BKC and CME: Is benzalkonium chloride hindering our efforts to achieve the desired postoperative visual acuity?
- 41 Downloads
To evaluate and compare the change in postoperative central macular thickness in patients receiving benzalkonium chloride (BKC)-preserved and BKC-free medications after uneventful phacoemulsification.
V.M.M.C & Safdarjung Hospital, New Delhi (a tertiary health care hospital).
Prospective randomized comparative observational study.
Materials and methods
Once patients were selected, the baseline standard ophthalmic examination was done. Sample size: 140 eyes were enrolled and randomly divided into two groups. (a) Group I: receive BKC-preserved topical medications and (b) Group II: receive BKC-free topical medications of same constituents postoperatively. Group I patients received topical BKC-preserved moxifloxacin 0.5% + dexamethasone 0.1% eye drops six times a day, timolol maleate 0.5% twice daily, tropicamide 0.8% + phenylephrine 5% once a day for 6 weeks, and Group II received same BKC-free topical eye drops for 6 weeks.
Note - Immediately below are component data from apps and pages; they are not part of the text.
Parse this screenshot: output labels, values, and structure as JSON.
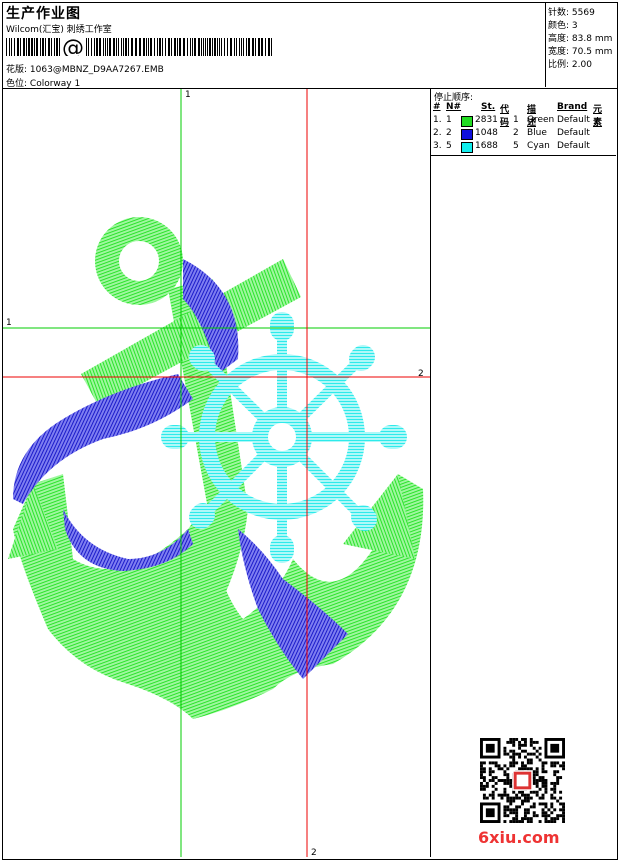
{
  "header": {
    "title": "生产作业图",
    "company": "Wilcom(汇宝) 刺绣工作室",
    "file_label": "花版:",
    "file_name": "1063@MBNZ_D9AA7267.EMB",
    "colorway_label": "色位:",
    "colorway": "Colorway 1"
  },
  "stats": [
    {
      "label": "针数:",
      "value": "5569"
    },
    {
      "label": "颜色:",
      "value": "3"
    },
    {
      "label": "高度:",
      "value": "83.8 mm"
    },
    {
      "label": "宽度:",
      "value": "70.5 mm"
    },
    {
      "label": "比例:",
      "value": "2.00"
    }
  ],
  "stop_sequence": {
    "title": "停止顺序:",
    "headers": {
      "num": "#",
      "n": "N#",
      "st": "St.",
      "code": "代码",
      "desc": "描述",
      "brand": "Brand",
      "elem": "元素"
    },
    "rows": [
      {
        "num": "1.",
        "n": "1",
        "st": "2831",
        "code": "1",
        "desc": "Green",
        "brand": "Default",
        "color": "#22dd22"
      },
      {
        "num": "2.",
        "n": "2",
        "st": "1048",
        "code": "2",
        "desc": "Blue",
        "brand": "Default",
        "color": "#1010dd"
      },
      {
        "num": "3.",
        "n": "5",
        "st": "1688",
        "code": "5",
        "desc": "Cyan",
        "brand": "Default",
        "color": "#11eeee"
      }
    ]
  },
  "guides": {
    "green_v": "1",
    "green_h": "1",
    "red_h": "2",
    "red_v": "2"
  },
  "watermark": "6xiu.com",
  "design_colors": {
    "green": "#22ee22",
    "blue": "#1818cc",
    "cyan": "#22eeee",
    "guide_green": "#00cc00",
    "guide_red": "#ee0000"
  }
}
Postoperatively, the patients were reviewed at day 1, week 1, week 6 for same parameters.
Quantitative variables: paired and unpaired t test. p value < 0.05 was considered statistically significant.
The mean CMT in μm at 1 week in Group I was 269.39 ± 14.56 and in Group II was 270.04 ± 6.56. The mean CMT in µm at 6 weeks in Group I was 270.39 ± 17.18 and in Group II was 270.90 ± 7.00.
Neither do BKC-preserved topical medications have any independent role in increasing the central macular thickness after uneventful surgery nor do they have any role in causing pseudophakic CME.
KeywordsBKC CME Phacoemulsification
Compliance with ethical standards
Conflict of interest
The authors declare that they have no competing interests.
This article does not contain any studies with animals performed by any of the authors. All procedures performed in studies involving human participants were in accordance with the ethical standards of the institutional and/or national research committee and with the 1964 Helsinki Declaration and its later amendments or comparable ethical standards.
Informed consent was obtained from all individual participants included in the study.
- 2.Gass JDM, Norton EWD (1966) Fluorescein studies of patients with macular edema and papilloedema following cataract extraction. Trans Am Ophthalmol Soc 64:232–249Google Scholar
- 7.Grant W (1974) Toxicology of the eye. Thomas, SpringfieldGoogle Scholar
- 11.Hudes GR, Li WY, Rockey JH, White P (1988) Prostacyclin is the major prostaglandin synthesized by bovine retinal capillary pericytes in culture. Invest Ophthalmol Vis Sci 29:1511–1516Google Scholar
- 12.Flach AJ (1998) The incidence, pathogenesis and treatment of cystoid macular edema following cataract surgery. Trans Am Ophthalmol Soc 96:557–634Google Scholar
- 13.Tsilimbaris MK, Tsika C, Diakonis V, Karavitaki A, Pallikaris I (2013) Macular edema and cataract surgery, in cataract surgery. In: Zaid F (ed) Cataract surgery. InTech. ISBN 978-953-51-0975-4Google Scholar
- 15.Sahin M, Cingu AK, Gozum N (2013) Evaluation of cystoid macular edema using optical coherence tomography and fundus autofluorescence after uncomplicated phacoemulsification surgery. J Ophthalmol 2013:376013Google Scholar
- 24.Arora S (2012) OCT provides insights into retinal changes after uneventful cataract surgery. Ocul Surg News. Retrieved from https://www.healio.com/ophthalmology/retina-vitreous/news/print/ocular-surgery-news-europe-edition/%7B57b2f345-acb4-4f48-88bb-18f613f3f0dd%7D/oct-provides-insights-into-retinal-changes-after-uneventful-cataract-surgery